### TASK BRIEF:
Extract every line of the material that holds the string "Excavator".

### EXERCISE DATA:
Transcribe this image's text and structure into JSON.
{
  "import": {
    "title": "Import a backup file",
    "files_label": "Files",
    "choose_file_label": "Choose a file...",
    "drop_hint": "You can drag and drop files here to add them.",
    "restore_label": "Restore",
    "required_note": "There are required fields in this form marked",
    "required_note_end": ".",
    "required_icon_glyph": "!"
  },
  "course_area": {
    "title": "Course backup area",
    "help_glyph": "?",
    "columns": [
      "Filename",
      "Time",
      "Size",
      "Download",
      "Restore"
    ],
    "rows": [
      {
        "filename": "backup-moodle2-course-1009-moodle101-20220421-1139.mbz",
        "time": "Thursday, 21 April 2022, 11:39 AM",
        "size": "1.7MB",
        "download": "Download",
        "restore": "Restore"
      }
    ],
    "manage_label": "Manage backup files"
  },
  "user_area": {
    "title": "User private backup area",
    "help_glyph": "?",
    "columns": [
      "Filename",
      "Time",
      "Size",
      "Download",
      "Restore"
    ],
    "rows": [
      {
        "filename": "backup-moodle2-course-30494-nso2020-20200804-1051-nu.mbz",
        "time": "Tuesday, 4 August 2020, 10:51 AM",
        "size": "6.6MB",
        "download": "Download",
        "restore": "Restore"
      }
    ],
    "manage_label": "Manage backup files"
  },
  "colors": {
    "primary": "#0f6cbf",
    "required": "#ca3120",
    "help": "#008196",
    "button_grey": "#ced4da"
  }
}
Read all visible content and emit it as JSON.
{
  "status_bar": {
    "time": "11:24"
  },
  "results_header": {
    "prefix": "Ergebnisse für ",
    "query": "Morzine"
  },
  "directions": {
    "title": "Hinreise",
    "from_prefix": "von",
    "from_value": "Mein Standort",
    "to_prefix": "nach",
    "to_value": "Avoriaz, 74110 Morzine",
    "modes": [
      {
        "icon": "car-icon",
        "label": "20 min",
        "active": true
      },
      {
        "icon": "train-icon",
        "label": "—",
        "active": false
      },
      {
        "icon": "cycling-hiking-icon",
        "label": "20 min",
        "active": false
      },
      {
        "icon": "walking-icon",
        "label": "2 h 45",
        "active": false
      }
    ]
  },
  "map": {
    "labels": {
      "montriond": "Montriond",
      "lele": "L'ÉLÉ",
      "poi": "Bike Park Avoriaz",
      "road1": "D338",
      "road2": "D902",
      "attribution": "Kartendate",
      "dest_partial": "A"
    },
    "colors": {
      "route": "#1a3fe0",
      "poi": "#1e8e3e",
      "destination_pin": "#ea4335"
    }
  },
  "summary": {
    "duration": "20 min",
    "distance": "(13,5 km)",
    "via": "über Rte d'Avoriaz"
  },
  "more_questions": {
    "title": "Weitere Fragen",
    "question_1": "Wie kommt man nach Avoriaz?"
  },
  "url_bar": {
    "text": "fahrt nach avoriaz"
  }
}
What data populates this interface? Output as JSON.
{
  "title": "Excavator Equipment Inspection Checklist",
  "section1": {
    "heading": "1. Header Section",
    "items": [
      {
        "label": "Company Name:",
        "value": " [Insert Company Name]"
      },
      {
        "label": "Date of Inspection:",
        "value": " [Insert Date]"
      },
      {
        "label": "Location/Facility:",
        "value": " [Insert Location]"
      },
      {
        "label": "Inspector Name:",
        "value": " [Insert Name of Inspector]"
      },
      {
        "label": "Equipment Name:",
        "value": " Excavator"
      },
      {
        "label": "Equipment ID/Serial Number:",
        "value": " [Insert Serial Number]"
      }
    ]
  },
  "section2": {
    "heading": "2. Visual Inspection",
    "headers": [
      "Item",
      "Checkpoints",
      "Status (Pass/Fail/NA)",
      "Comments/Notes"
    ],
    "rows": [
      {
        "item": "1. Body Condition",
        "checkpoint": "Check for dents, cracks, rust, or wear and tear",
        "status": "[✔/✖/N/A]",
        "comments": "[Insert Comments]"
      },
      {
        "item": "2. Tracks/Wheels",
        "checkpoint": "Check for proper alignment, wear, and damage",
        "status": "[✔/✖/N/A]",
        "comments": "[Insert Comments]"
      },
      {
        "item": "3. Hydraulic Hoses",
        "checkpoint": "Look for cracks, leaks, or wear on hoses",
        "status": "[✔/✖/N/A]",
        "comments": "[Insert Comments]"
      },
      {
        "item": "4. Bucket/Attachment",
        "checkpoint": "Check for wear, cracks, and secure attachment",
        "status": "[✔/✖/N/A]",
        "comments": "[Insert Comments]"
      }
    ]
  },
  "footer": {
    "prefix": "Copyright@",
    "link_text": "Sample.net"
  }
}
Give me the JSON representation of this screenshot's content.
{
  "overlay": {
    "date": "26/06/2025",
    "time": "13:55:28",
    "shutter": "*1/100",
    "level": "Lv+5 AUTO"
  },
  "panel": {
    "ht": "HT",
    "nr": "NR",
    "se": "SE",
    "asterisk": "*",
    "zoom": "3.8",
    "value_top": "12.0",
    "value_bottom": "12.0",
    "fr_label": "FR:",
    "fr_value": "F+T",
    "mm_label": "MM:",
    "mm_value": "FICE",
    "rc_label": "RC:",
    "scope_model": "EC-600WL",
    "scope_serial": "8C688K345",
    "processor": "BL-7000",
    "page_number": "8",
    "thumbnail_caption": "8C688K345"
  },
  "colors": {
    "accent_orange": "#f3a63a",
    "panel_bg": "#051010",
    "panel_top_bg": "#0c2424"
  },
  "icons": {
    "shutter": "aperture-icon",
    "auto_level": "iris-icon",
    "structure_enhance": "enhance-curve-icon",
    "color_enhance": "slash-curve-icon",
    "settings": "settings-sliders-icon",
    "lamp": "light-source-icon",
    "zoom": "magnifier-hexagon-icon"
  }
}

### YOUR RESPONSE:
  "title": "Excavator Equipment Inspection Checklist",
        "value": " Excavator"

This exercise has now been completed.